AT least £650million of British taxpayers’ cash has been handed to Brussels in fines for misspending European Union grants.
Last night MPs warned that ministers have only just woken up to the scandal.
Civil servants had made the problem worse by complicating bureaucratic EU schemes for areas like farm subsidies leading to mistakes and making fines more likely, an influential Commons committee claimed.
It meant money that could have benefited the UK was lost in penalties.
But UK government departments “only seem to have woken up to this problem recently”, said a report by the Commons Public Accounts Committee, which monitors state spending.
Britain has incurred at least £650million in fines from the European Commission over the past 10 years for errors in how UK public bodies spent EU funds, according to figures last year from the National Audit Office.

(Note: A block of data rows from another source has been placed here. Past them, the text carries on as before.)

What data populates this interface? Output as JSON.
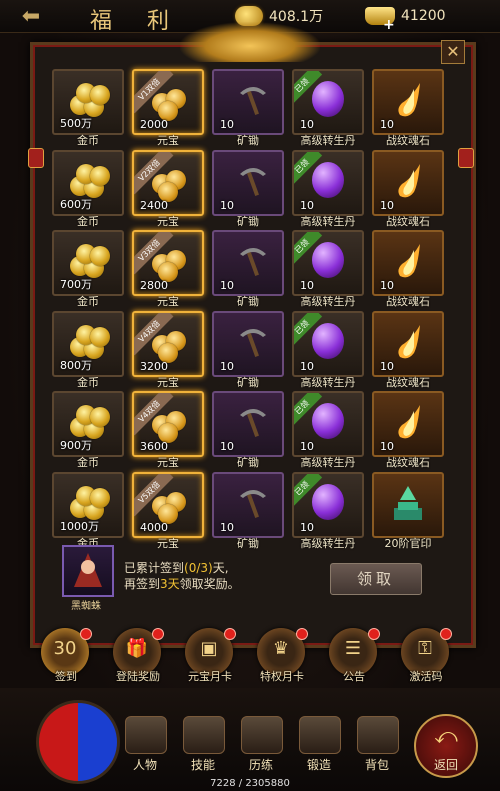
{
  "header": {
    "title": "福 利",
    "currency_1": "408.1万",
    "currency_2": "41200"
  },
  "rows": [
    {
      "tier": "",
      "coins": "500万",
      "yuanbao": "2000",
      "ribbon": "V1双倍"
    },
    {
      "tier": "",
      "coins": "600万",
      "yuanbao": "2400",
      "ribbon": "V2双倍"
    },
    {
      "tier": "",
      "coins": "700万",
      "yuanbao": "2800",
      "ribbon": "V3双倍"
    },
    {
      "tier": "",
      "coins": "800万",
      "yuanbao": "3200",
      "ribbon": "V4双倍"
    },
    {
      "tier": "",
      "coins": "900万",
      "yuanbao": "3600",
      "ribbon": "V4双倍"
    },
    {
      "tier": "",
      "coins": "1000万",
      "yuanbao": "4000",
      "ribbon": "V5双倍"
    }
  ],
  "labels": {
    "coin": "金币",
    "yuanbao": "元宝",
    "pick": "矿锄",
    "gem": "高级转生丹",
    "stone": "战纹魂石",
    "seal": "20阶官印",
    "qty10": "10",
    "gem_ribbon": "已领"
  },
  "sign": {
    "avatar_label": "黑蜘蛛",
    "line1_a": "已累计签到",
    "line1_b": "(0/3)",
    "line1_c": "天,",
    "line2_a": "再签到",
    "line2_b": "3天",
    "line2_c": "领取奖励。",
    "claim": "领取"
  },
  "tabs": [
    {
      "label": "签到",
      "glyph": "30"
    },
    {
      "label": "登陆奖励",
      "glyph": "🎁"
    },
    {
      "label": "元宝月卡",
      "glyph": "▣"
    },
    {
      "label": "特权月卡",
      "glyph": "♛"
    },
    {
      "label": "公告",
      "glyph": "☰"
    },
    {
      "label": "激活码",
      "glyph": "⚿"
    }
  ],
  "bottom": {
    "b1": "人物",
    "b2": "技能",
    "b3": "历练",
    "b4": "锻造",
    "b5": "背包",
    "back": "返回",
    "exp": "7228 / 2305880"
  }
}
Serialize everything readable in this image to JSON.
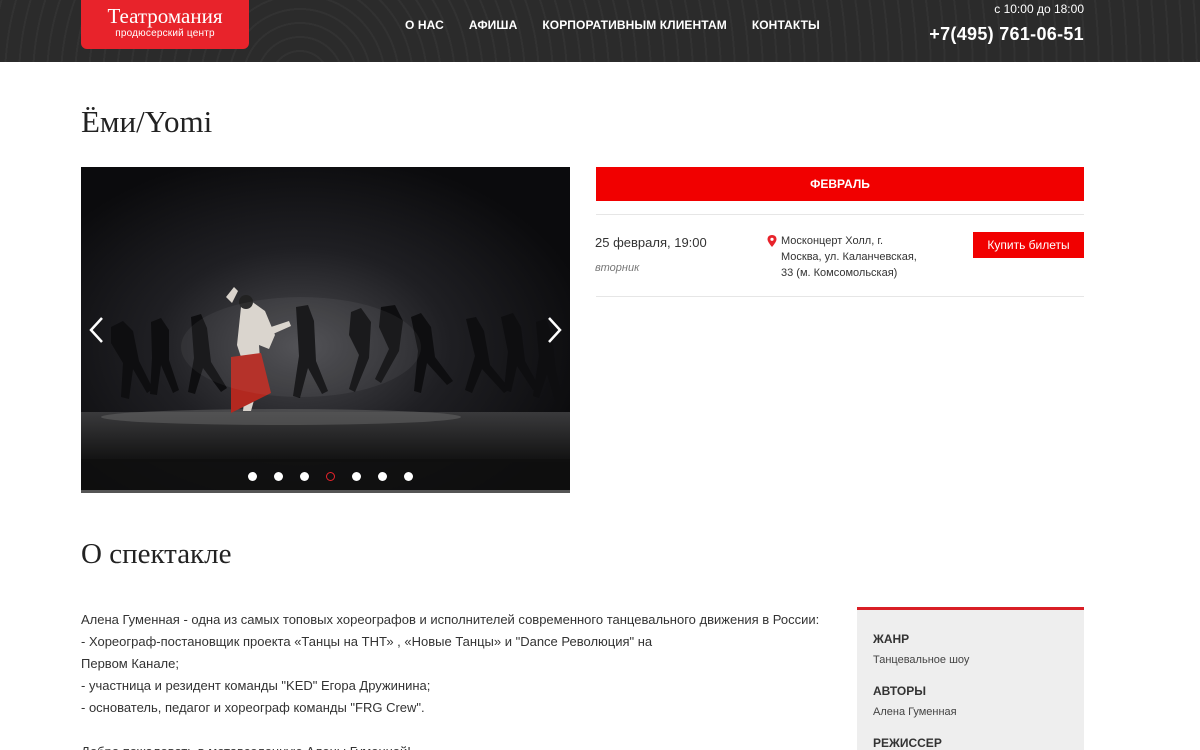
{
  "header": {
    "logo_title": "Театромания",
    "logo_subtitle": "продюсерский центр",
    "nav": [
      "О НАС",
      "АФИША",
      "КОРПОРАТИВНЫМ КЛИЕНТАМ",
      "КОНТАКТЫ"
    ],
    "hours": "с 10:00 до 18:00",
    "phone": "+7(495) 761-06-51"
  },
  "page_title": "Ёми/Yomi",
  "slider": {
    "dot_count": 7,
    "active_dot": 3
  },
  "schedule": {
    "month": "ФЕВРАЛЬ",
    "event": {
      "date": "25 февраля, 19:00",
      "weekday": "вторник",
      "venue_lines": [
        "Москонцерт Холл, г.",
        "Москва, ул. Каланчевская,",
        "33 (м. Комсомольская)"
      ],
      "buy_label": "Купить билеты"
    }
  },
  "about": {
    "title": "О спектакле",
    "lines": [
      "Алена Гуменная - одна из самых топовых хореографов и исполнителей современного танцевального движения в России:",
      "- Хореограф-постановщик проекта «Танцы на ТНТ» , «Новые Танцы» и \"Dance Революция\" на",
      "Первом Канале;",
      "- участница и резидент команды \"KED\" Егора Дружинина;",
      "- основатель, педагог и хореограф команды \"FRG Crew\".",
      "",
      "Добро пожаловать в метавселенную Алены Гуменной!"
    ]
  },
  "info": {
    "genre_label": "ЖАНР",
    "genre_value": "Танцевальное шоу",
    "authors_label": "АВТОРЫ",
    "authors_value": "Алена Гуменная",
    "director_label": "РЕЖИССЕР"
  },
  "colors": {
    "accent": "#f10000",
    "header_bg": "#2b2b2b",
    "logo_bg": "#e8232b"
  }
}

“Money intended to support projects and programmes in the UK is being lost
Meg Hillier, Labour chairman of the cross-party committee, said: “Government inaction on EU penalties is costing taxpayers dear.
“Money intended to support projects and programmes in the UK is instead being lost.
“The apparent lack of practical concern about this fact until recently will anger many people, whatever their views on Britain’s EU membership.
“As a priority the Treasury and departments must identify the reasons they keep being penalised and take whatever action is necessary to rectify their mistakes.”
The findings underline pro-Brexit campaigners’ claim that if Britain left the EU it could spend the money it now sends to Brussels on our own priorities instead of having some of the cash sent back to us for complicated EU schemes.
A Treasury spokesman said: “Our local communities, farmers and world-leading universities are better off as a result of EU funding, and we’re committed to ensuring this money is spent in the most effective way possible.
“We have made real progress to ensure every penny of EU funding gets to where it’s needed, including by reducing agricultural penalties by almost two-thirds since 2005, and leading the way in Europe to slash regulation and other administrative burdens.”